In the article, "Piano Lessons," in the March/April 2018 issue of Poets & Writers, Jim Sollisch states that "There's a difference between teaching and coaching" (25). His example, in summary, is how his young son had a gift for playing the piano, but for many years his enthusiasm was squashed by different teachers. His son just wanted to play, but the teachers insisted on starting in early with theory and technique, which turned him off. Finally, he found a jazz piano teacher, and gradually, as he played, the son wanted to learn more.
I think back to when I began teaching bookmaking and letterpress printing. As a younger teacher, I tried to insist on good technique, point out what could be improved. Some of my college students were ready for this, but I suspect most were not. When I worked as a specialist in an elementary school one spring, I noticed the opposite: that at the very beginner level, the lower grades, many of the teachers did not ask for correct spelling or grammar or perfect drawing, they only asked for the student's reaction, interpretation, or expression.
Expression and technique. We tend to think of them on opposite sides. Are they? When do we insist on one or another? And when we do insist, are we teaching or coaching?
The context matters. If it is a class that the student has chosen freely, where no grades are given, the teacher just has to be sensitive to the student's needs and interests. If it is a graded course, a certain amount of technique is expected, a certain amount of creativity desired as well. But a sensitive teacher can only be helpful if s/he gains the student's trust. It's a reciprocal arrangement: the teacher must trust the student and the student must trust the teacher.
For a long time I did not comment on the content of my students' work. When you talk about content you are getting closer to personal feelings and taste, subjectivity, and risk. (A 2012 post about different kinds of students is here.) If the student is fearful, feels vulnerable, or not interested, it may be that all a teacher can do is present technical steps. Technique is objective, and it can be defined, achieved, and measured; these terms are often used as business goals. The questions from the student's point of view are: What do I do? How might I do it? And how will you know?
Sollisch compares learning to a sport and writes, "You practice and then you learn. More accurately, you learn while doing." This is a reiteration of what artist, teacher, and color theorist Josef Albers wrote in his 1963 book, Interaction of Color. Albers wrote that experience is the best way to learn, that practice comes before theory, theory being "the conclusion of practice" (Introduction. 1.). While true, practicing and learning only work if you are open to practicing and learning in the first place. Sometimes what you are practicing is not what you want to be learning, generally because it is assigned and is outside of you. And certain approaches to and kinds of practice will help you learn more than others. Albers encouraged radical experimentation in order to learn. While a good teacher is also a coach, a good teacher is primarily a guide. A good teacher is a guide to seeing, a synonym for understanding.
Ultimately, in all my teaching, graded or not, I was able to find a way to meet each student where they were.
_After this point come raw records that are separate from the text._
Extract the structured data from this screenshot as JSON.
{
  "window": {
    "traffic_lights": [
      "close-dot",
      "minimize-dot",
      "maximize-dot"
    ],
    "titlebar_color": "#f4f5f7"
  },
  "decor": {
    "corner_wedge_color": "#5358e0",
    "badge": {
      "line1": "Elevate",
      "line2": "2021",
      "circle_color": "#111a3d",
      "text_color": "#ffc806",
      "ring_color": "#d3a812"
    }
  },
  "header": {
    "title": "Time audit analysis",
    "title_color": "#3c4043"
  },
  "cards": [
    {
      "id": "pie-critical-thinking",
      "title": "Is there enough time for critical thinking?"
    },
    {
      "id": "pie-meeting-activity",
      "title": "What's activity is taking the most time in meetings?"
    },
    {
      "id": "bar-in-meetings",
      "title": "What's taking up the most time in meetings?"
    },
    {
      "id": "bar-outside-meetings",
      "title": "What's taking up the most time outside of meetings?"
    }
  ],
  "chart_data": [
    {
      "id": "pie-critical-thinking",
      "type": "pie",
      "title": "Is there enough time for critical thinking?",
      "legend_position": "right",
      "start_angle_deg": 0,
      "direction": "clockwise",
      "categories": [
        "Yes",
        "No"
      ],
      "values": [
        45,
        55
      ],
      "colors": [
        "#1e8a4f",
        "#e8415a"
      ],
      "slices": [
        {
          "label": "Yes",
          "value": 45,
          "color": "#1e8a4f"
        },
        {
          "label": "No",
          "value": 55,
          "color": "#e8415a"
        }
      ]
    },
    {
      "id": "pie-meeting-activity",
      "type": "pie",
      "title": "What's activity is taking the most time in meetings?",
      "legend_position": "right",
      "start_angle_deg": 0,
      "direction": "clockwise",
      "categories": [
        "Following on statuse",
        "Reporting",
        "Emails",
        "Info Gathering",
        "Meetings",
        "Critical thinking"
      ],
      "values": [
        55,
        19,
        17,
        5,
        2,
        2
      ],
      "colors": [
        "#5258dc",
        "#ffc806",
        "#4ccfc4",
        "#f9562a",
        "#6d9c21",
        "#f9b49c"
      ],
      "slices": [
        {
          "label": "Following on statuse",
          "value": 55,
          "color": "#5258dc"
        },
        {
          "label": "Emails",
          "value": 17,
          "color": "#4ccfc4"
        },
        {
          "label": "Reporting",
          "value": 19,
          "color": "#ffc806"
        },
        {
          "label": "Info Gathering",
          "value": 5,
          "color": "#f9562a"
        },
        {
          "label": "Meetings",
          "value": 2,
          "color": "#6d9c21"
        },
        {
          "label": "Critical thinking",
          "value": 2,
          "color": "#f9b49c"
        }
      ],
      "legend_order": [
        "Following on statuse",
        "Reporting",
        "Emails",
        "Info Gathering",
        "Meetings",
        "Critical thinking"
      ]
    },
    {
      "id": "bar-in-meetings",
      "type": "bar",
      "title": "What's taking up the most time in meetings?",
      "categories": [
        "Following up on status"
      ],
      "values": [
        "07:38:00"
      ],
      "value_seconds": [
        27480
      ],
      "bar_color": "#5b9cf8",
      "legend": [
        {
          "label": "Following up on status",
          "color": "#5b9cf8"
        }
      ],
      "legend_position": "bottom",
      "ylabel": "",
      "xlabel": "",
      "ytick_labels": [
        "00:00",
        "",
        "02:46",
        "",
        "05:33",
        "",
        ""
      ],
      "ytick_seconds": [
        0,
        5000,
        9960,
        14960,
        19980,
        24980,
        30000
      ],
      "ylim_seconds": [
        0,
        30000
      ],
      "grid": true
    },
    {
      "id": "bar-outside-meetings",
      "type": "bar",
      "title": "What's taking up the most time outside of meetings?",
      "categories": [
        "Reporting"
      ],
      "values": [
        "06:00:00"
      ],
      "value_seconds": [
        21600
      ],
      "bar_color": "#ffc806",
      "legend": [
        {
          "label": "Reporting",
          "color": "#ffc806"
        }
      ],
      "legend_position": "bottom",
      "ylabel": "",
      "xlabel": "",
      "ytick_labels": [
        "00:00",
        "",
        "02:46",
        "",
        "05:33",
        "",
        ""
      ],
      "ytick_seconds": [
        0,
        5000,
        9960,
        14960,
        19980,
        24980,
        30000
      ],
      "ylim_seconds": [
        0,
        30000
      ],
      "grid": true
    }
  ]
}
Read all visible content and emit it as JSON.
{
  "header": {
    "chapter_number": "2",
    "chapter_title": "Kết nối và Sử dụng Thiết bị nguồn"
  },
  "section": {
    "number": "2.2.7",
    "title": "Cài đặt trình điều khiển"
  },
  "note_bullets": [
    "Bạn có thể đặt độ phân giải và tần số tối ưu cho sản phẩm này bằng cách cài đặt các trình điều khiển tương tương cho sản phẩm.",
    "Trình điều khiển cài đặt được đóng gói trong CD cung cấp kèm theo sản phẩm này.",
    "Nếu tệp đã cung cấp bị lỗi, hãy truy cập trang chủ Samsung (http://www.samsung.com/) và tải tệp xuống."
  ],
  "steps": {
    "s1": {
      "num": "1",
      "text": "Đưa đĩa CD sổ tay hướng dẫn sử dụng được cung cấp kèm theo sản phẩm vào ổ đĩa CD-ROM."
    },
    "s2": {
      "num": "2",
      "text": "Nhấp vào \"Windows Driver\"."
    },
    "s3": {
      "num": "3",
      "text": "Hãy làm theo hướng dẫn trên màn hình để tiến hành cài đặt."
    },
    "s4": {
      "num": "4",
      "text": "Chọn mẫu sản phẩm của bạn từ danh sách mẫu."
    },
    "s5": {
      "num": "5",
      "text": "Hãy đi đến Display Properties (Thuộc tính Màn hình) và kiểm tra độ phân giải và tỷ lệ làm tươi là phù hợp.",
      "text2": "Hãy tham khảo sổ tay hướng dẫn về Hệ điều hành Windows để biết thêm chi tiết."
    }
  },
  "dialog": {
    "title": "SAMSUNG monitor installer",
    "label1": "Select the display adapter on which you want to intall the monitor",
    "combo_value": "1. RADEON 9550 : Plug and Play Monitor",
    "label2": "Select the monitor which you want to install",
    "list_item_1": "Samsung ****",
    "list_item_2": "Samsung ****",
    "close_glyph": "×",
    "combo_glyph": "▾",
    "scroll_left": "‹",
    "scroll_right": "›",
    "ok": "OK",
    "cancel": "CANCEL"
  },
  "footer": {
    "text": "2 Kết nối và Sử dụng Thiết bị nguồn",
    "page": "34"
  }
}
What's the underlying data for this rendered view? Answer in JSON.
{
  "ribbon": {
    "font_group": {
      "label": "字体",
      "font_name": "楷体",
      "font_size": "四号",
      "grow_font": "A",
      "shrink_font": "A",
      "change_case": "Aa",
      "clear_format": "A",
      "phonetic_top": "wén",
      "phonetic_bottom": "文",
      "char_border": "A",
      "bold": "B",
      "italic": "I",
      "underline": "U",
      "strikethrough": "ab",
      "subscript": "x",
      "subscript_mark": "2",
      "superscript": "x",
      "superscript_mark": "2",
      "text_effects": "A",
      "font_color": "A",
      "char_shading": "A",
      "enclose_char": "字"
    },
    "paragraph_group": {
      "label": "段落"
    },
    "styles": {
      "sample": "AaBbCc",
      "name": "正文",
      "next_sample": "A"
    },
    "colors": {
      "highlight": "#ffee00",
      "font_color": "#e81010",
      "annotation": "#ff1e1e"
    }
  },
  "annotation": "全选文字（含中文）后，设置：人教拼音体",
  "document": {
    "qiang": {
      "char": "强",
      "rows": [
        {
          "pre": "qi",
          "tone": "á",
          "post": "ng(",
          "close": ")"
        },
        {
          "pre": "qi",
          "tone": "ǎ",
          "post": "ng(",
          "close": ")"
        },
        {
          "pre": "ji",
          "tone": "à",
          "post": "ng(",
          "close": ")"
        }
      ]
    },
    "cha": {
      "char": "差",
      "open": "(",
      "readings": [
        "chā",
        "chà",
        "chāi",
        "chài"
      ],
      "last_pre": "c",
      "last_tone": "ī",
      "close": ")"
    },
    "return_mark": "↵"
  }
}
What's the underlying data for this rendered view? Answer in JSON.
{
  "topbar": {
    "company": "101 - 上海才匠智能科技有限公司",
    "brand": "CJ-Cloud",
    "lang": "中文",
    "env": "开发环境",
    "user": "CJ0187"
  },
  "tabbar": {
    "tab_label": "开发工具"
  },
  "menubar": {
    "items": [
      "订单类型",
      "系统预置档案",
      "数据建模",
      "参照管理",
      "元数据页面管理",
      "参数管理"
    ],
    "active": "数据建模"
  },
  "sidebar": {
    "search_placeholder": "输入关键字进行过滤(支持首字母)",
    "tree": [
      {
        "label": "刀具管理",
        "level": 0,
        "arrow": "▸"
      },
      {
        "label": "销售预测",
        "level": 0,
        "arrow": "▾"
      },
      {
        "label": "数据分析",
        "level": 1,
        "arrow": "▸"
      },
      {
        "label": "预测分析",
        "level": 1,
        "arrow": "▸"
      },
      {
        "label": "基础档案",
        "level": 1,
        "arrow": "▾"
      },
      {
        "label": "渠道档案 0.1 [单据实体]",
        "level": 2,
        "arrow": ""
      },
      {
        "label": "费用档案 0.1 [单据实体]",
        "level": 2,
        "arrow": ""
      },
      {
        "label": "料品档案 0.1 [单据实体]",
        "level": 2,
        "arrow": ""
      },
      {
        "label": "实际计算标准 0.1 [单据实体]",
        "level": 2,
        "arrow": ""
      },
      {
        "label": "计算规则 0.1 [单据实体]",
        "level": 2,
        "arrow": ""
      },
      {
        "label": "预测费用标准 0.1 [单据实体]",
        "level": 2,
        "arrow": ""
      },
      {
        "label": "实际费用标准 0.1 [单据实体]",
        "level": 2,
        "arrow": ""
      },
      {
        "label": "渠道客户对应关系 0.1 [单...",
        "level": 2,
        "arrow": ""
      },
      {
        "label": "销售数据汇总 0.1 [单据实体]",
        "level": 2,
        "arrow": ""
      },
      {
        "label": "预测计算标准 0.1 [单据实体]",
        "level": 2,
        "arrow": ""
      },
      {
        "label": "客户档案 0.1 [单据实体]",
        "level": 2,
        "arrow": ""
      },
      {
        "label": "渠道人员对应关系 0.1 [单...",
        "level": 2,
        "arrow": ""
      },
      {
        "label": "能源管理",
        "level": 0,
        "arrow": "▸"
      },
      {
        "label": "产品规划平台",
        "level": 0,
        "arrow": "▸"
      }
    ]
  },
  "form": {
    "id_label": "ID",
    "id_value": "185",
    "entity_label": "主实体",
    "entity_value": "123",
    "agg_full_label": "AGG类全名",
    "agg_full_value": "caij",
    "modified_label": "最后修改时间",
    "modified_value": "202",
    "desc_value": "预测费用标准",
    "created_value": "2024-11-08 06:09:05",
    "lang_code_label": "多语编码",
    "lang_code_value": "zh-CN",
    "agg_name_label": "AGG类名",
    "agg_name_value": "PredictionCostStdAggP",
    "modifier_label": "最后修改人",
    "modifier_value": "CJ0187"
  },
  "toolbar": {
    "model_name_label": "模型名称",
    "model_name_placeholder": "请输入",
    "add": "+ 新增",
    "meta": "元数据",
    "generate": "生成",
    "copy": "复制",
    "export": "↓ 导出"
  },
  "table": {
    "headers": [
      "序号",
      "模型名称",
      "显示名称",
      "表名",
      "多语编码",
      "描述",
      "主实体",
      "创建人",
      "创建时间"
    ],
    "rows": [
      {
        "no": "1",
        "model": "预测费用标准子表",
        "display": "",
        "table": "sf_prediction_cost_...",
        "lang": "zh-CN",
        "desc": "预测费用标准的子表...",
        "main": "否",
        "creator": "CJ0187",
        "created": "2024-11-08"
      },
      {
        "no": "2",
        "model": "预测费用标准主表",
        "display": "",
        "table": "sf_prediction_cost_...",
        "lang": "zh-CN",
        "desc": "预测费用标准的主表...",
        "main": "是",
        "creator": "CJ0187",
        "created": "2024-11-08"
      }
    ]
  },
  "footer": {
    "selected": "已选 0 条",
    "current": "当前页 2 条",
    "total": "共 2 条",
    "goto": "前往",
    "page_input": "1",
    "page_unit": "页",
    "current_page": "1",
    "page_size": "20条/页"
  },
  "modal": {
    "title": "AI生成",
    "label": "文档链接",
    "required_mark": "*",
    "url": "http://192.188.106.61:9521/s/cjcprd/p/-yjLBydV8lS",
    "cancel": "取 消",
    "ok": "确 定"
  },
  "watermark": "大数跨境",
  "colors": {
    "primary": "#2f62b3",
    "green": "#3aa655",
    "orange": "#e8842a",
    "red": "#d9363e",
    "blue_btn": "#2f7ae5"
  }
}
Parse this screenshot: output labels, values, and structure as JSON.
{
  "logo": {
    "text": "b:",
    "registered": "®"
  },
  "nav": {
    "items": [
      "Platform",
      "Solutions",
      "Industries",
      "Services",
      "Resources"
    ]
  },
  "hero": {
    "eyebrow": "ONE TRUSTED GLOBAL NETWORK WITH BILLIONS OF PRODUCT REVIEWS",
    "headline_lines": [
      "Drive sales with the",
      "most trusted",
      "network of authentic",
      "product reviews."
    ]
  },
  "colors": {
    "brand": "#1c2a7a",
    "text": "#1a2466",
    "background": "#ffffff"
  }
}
I could see when a student had trouble measuring or gluing or couldn't get their corners to align. I would either give pointers when asked or suggest other approaches. If they realized that books didn't seem to be what they wanted to do, I made accommodations and let them do a different project. To experiment as they needed. These students often had much to say and/or were extremely creative. Because creativity needs room to keep growing, I tended to be looser on my technical requirements for them. (A 2012 post about working with the personal and the painful is here.)
On the flip side, I also frequently had (primarily graphic design) students who were used to assignments—just as they would be if they had specifications from a client—and they were not comfortable expressing themselves as themselves at all. Sometimes they wouldn't even sign their work. Generally, these students were excited to hone their technique. I would press a little toward incorporating something personal, something that wasn't entirely comfortable to them, but I would not insist.
As we teach ourselves, I suspect we go back and forth between honing our technical abilities and nurturing our creativity. Give and take. Accept or push further. In some projects, technique may be stronger, in others, creativity may soar higher. Jackpot if we get both at once.
The word "teacher" can mean a variety of things. Perhaps in the beginning a person starts out as a teacher but becomes a coach. But another way of looking at it is that a teacher, through practice and experience, can emerge as a better teacher.